» **Stored data entries**
Start of Block

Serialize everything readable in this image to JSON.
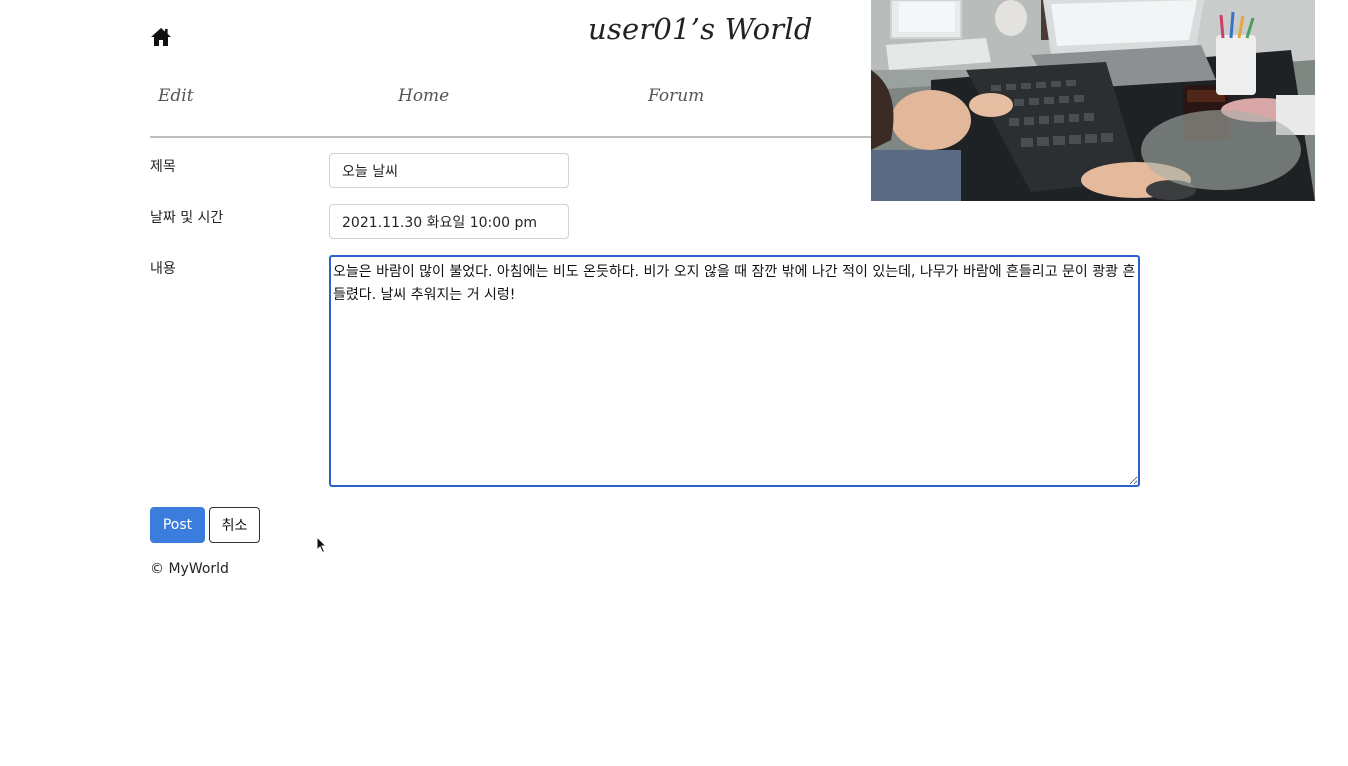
{
  "header": {
    "home_icon": "home-icon",
    "title": "user01’s World"
  },
  "nav": {
    "edit": "Edit",
    "home": "Home",
    "forum": "Forum"
  },
  "form": {
    "title_label": "제목",
    "title_value": "오늘 날씨",
    "datetime_label": "날짜 및 시간",
    "datetime_value": "2021.11.30 화요일 10:00 pm",
    "content_label": "내용",
    "content_value": "오늘은 바람이 많이 불었다. 아침에는 비도 온듯하다. 비가 오지 않을 때 잠깐 밖에 나간 적이 있는데, 나무가 바람에 흔들리고 문이 쾅쾅 흔들렸다. 날씨 추워지는 거 시렁!"
  },
  "actions": {
    "post_label": "Post",
    "cancel_label": "취소"
  },
  "footer": {
    "copyright": "© MyWorld"
  },
  "colors": {
    "primary": "#3b7ddd",
    "focus_border": "#2b63c8"
  }
}
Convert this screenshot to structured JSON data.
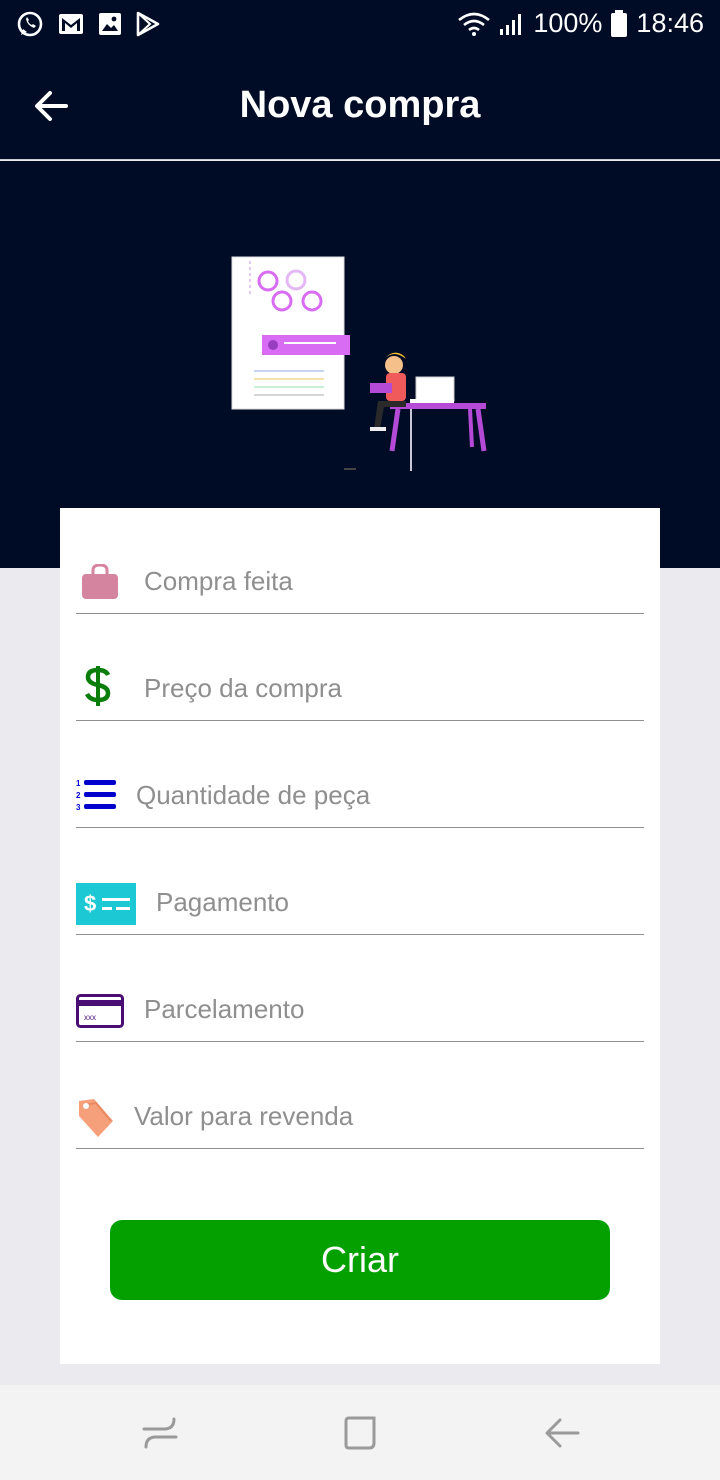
{
  "status_bar": {
    "icons": [
      "whatsapp-icon",
      "gmail-icon",
      "gallery-icon",
      "play-store-icon"
    ],
    "battery_percent": "100%",
    "time": "18:46"
  },
  "app_bar": {
    "title": "Nova compra"
  },
  "form": {
    "fields": [
      {
        "placeholder": "Compra feita",
        "icon": "shopping-bag-icon"
      },
      {
        "placeholder": "Preço da compra",
        "icon": "dollar-icon"
      },
      {
        "placeholder": "Quantidade de peça",
        "icon": "numbered-list-icon"
      },
      {
        "placeholder": "Pagamento",
        "icon": "payment-icon"
      },
      {
        "placeholder": "Parcelamento",
        "icon": "credit-card-icon"
      },
      {
        "placeholder": "Valor para revenda",
        "icon": "price-tag-icon"
      }
    ],
    "submit_label": "Criar"
  },
  "colors": {
    "header_bg": "#000c26",
    "primary_button": "#04a000",
    "bag_icon": "#d4849e",
    "dollar_icon": "#0a7d0a",
    "list_icon": "#0000cc",
    "payment_icon": "#1cc8d4",
    "card_icon": "#4a0d73",
    "tag_icon": "#f5a07a"
  }
}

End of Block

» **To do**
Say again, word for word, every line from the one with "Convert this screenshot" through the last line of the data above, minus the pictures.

» **Solution below**
Convert this screenshot to structured JSON data.
{
  "status_bar": {
    "icons": [
      "whatsapp-icon",
      "gmail-icon",
      "gallery-icon",
      "play-store-icon"
    ],
    "battery_percent": "100%",
    "time": "18:46"
  },
  "app_bar": {
    "title": "Nova compra"
  },
  "form": {
    "fields": [
      {
        "placeholder": "Compra feita",
        "icon": "shopping-bag-icon"
      },
      {
        "placeholder": "Preço da compra",
        "icon": "dollar-icon"
      },
      {
        "placeholder": "Quantidade de peça",
        "icon": "numbered-list-icon"
      },
      {
        "placeholder": "Pagamento",
        "icon": "payment-icon"
      },
      {
        "placeholder": "Parcelamento",
        "icon": "credit-card-icon"
      },
      {
        "placeholder": "Valor para revenda",
        "icon": "price-tag-icon"
      }
    ],
    "submit_label": "Criar"
  },
  "colors": {
    "header_bg": "#000c26",
    "primary_button": "#04a000",
    "bag_icon": "#d4849e",
    "dollar_icon": "#0a7d0a",
    "list_icon": "#0000cc",
    "payment_icon": "#1cc8d4",
    "card_icon": "#4a0d73",
    "tag_icon": "#f5a07a"
  }
}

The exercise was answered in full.